First things first. There is an enormous variation in the price per ton for carbon offsets. The Katoomba Group’s Ecosystem Marketplace, Voluntary Carbon Markets 2007: Picking Up Steam found an enormous variation in the prices of offsets available for purchase on the voluntary carbon offset market, from 45 cents to 45 dollars per ton! (See the PDF Here)
They included a lovely chart, showcasing the variation in prices by offset project type:
As you can see, pricing is clear as mud. Forestation projects (Aff-mixed) were some of the cheapest and most expensive, as were methane and industrial gas capture projects. Renewable energy projects (RECs) also came in as some of the lowest.
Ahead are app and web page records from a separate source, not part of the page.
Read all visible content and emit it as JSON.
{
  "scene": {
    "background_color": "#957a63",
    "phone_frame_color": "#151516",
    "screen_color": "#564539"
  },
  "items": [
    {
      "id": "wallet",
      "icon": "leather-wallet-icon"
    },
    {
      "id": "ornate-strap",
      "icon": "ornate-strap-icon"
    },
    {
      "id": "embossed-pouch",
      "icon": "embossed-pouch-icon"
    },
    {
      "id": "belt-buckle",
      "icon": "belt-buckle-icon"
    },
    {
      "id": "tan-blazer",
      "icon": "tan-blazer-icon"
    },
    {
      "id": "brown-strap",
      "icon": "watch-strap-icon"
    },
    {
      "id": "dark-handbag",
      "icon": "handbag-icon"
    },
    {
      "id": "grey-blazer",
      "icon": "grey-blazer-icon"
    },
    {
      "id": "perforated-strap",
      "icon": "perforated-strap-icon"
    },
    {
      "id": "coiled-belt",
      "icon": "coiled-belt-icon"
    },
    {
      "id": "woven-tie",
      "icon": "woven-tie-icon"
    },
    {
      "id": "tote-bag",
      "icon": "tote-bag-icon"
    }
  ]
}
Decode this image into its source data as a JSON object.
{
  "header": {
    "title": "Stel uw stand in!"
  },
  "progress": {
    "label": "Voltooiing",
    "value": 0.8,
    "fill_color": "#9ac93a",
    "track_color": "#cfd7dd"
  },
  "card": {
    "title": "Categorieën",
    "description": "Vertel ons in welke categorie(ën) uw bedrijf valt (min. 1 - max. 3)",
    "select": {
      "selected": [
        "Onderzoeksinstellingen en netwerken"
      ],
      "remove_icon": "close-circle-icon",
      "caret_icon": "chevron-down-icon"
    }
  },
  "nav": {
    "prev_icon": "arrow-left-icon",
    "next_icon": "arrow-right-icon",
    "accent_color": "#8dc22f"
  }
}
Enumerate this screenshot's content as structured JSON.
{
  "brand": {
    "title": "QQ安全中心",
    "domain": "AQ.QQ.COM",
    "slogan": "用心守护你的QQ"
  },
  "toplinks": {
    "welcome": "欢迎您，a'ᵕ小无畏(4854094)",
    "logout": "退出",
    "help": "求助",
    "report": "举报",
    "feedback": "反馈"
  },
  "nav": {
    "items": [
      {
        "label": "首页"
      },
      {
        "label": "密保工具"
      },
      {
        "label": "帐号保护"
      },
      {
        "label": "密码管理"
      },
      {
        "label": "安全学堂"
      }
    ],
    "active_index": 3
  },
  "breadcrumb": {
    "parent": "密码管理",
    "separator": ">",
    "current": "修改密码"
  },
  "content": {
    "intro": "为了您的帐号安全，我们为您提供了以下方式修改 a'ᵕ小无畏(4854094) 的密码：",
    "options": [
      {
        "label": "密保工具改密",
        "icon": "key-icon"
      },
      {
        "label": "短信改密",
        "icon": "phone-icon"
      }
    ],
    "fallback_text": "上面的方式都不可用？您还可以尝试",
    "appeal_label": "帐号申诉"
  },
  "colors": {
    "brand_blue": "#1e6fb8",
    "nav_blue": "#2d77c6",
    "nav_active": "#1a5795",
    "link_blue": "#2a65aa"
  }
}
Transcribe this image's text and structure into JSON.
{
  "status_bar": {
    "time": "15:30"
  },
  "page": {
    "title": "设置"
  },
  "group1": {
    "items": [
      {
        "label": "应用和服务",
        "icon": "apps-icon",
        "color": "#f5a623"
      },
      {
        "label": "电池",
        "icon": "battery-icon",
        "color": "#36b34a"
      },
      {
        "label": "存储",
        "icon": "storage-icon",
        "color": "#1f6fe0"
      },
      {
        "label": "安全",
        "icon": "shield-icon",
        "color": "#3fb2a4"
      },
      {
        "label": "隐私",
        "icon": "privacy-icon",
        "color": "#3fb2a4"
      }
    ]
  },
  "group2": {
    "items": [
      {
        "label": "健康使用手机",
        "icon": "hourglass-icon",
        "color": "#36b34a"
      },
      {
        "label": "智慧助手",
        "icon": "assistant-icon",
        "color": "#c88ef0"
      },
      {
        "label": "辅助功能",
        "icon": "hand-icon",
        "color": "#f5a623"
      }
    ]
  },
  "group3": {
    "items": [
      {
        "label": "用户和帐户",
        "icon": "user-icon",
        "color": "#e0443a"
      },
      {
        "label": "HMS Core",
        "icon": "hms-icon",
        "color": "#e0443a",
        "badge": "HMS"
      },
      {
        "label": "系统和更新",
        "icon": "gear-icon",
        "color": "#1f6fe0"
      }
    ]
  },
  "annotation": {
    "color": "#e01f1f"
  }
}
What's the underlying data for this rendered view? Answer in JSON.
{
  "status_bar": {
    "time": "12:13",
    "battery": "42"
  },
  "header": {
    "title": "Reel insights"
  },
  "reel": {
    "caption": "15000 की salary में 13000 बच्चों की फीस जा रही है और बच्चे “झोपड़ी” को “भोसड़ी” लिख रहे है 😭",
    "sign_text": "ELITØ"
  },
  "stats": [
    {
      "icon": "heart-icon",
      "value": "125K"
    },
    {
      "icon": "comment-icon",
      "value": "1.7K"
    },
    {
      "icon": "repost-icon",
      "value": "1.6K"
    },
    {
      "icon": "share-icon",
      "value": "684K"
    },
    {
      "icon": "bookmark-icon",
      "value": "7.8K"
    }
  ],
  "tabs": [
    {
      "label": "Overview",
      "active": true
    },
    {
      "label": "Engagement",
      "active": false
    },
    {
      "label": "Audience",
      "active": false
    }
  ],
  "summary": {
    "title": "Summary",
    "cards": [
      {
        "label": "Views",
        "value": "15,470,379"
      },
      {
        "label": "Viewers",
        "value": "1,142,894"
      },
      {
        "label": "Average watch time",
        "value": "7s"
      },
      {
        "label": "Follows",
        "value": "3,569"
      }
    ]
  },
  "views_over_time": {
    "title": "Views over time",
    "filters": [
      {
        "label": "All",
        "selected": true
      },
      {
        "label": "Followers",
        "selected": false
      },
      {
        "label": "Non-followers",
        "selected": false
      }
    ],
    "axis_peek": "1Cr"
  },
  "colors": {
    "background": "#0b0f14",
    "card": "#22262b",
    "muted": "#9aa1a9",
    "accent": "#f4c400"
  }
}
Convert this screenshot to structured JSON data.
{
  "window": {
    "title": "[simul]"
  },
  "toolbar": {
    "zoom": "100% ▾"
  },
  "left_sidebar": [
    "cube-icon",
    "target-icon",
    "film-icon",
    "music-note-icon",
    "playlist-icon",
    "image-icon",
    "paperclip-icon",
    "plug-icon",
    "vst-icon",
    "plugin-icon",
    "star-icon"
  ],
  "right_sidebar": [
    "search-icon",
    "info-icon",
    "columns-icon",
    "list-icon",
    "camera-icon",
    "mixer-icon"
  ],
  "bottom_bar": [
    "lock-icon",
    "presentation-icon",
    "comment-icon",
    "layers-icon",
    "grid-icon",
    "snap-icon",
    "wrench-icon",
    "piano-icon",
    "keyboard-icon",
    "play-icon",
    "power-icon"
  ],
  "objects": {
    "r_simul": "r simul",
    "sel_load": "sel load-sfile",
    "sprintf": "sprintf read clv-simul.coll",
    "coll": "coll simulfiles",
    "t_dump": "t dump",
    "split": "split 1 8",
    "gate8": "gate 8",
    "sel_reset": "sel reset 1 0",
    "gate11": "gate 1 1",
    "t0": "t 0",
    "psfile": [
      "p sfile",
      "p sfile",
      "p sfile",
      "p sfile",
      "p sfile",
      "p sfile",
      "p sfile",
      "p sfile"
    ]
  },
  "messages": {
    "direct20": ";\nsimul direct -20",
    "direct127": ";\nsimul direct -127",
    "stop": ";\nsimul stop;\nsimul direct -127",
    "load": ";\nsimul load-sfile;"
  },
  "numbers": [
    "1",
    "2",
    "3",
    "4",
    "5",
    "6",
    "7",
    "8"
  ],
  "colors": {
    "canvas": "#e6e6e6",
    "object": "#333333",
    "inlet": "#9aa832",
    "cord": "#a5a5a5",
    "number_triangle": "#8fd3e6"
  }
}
If you read my blog on project types, you’ll remember that these three project types are some of the most popular, and they each have varying degrees of precision in the amount of carbon they actually save. The fact that the Katoomba group (I just love writing that!) found some connection between price and quality is actually good news! It represents an improvement in this wild market. An analysis by Kollmuss & Bowell (PDF) two years ago found large differences in price to the consumer per ton of carbon offset, but not a clear connection between price and other variables like quality or type of project.
The pitfalls of the deal that’s too good to be true.
Some of these companies will try to tell you that you can offset a year’s worth of driving for $12 or some cheap lunch low number. Unfortunately, like that free lunch saying goes, there really is no such thing as a quick and easy solution to climate change. An offset that is too cheap probably does not meet the standards of rigor (verifiable, leakage-free, permanent and additional) that we want to see. This means that your money is probably not going towards actually removing the amount of carbon that you’ve been promised.
Does high price mean high quality?
Maybe. The Katoomba study found that the highest prices were paid for projects with strong quality and verifiability attributes, such as landfill methane and coal mine methane, as well the more ‘feel good’ offsets such as forestry projects and long term sustainable development projects, like energy efficiency and off-grid renewable energy. This means that the higher priced offsets might be of higher quality, in terms of either increased accuracy or increased co-benefits, or they might just be more popular like forestry projects. Those forest projects are something to be wary of because the high prices seem to correspond more to their popularity (they are easy to understand and therefore popular to purchase) than their quality.
The final word: price can be a stand in for quality, except when it comes to forestry projects. If you are going to buy offsets, you should go for higher priced offsets that are verified through one of the verification schemes I mentioned last time (the Voluntary Carbon Standard, the Gold Standard, the Climate Action Reserve and/or Green-e), and don’t bargain shop!